At the heart of a retreat center there is often a garden.
When I think of Elat Chayyim retreat center in Accord New York (now incorporated into the Isabella Freedman Jewish Retreat Center in Connecticut), I picture the large organic garden. Earthy scents, warm soil, the buzzing bees lulled me into a state of peace each time I stepped inside its gate. The garden produced much of the food for the retreat center’s scrumptious vegetarian meals, and it also provided a spot for meditation, whether at work pulling weeds or sitting in stillness.

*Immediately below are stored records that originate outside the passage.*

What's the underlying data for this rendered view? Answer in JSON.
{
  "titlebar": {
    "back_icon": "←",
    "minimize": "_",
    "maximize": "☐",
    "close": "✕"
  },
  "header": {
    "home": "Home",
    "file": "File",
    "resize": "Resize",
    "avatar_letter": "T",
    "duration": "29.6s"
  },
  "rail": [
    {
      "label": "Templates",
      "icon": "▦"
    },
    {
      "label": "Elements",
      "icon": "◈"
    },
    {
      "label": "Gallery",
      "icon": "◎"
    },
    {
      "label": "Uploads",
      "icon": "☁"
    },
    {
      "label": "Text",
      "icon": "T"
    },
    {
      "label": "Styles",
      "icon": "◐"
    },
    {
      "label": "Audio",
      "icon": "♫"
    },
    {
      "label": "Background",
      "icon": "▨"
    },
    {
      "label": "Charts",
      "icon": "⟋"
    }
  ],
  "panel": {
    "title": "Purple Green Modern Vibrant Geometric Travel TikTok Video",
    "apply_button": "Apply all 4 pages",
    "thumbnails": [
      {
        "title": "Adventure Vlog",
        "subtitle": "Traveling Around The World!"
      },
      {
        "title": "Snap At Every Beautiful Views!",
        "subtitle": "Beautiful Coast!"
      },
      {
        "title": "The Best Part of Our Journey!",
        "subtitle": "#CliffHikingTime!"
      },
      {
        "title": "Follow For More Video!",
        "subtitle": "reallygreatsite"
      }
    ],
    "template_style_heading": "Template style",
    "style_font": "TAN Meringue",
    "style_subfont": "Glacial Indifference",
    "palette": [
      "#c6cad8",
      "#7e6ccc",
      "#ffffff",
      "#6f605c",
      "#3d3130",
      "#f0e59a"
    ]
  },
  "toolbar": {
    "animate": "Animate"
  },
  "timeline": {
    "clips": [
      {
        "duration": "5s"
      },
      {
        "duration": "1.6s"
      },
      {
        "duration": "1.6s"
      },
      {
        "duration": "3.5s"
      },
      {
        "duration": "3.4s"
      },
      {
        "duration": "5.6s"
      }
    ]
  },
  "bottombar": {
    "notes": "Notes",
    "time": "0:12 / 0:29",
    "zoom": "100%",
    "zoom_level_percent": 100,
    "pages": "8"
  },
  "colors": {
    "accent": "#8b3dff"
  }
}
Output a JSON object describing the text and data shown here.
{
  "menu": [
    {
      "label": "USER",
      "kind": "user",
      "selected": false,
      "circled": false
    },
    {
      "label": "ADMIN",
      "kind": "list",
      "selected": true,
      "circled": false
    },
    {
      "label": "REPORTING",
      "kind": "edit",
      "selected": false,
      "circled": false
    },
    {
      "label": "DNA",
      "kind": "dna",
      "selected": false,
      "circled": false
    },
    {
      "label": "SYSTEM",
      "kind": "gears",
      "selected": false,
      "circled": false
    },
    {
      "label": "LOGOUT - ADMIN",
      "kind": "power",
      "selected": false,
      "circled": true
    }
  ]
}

For some people, a garden is a place to grow food or flowers and connect with the soil. It’s a place to be most human because Adam, the first human being, was shaped from Adamah, earth. A garden may be a large and lavish backyard mini-farm like that of many of my friends in Northern California, a plot in a bustling community garden, a container garden on a city balcony, or a even a houseplant jungle.
Start On Your Journey
A public garden can be a place to relax and smell the roses, or perhaps be transported to another biome by strolling through a botanical garden.
In Jewish tradition, a garden is symbolic both of idyllic beginnings and a harmonious future. The earth itself is seen as God’s garden, the divine gift of humanity that we are bidden to “serve and to guard.”
Join me in this Gateway of Gardens to explore the symbol of the garden in Jewish tradition and in your life.
The first option below is the suggested next step on your journey. Feel free to browse the following paths and explore in your own time at your own pace.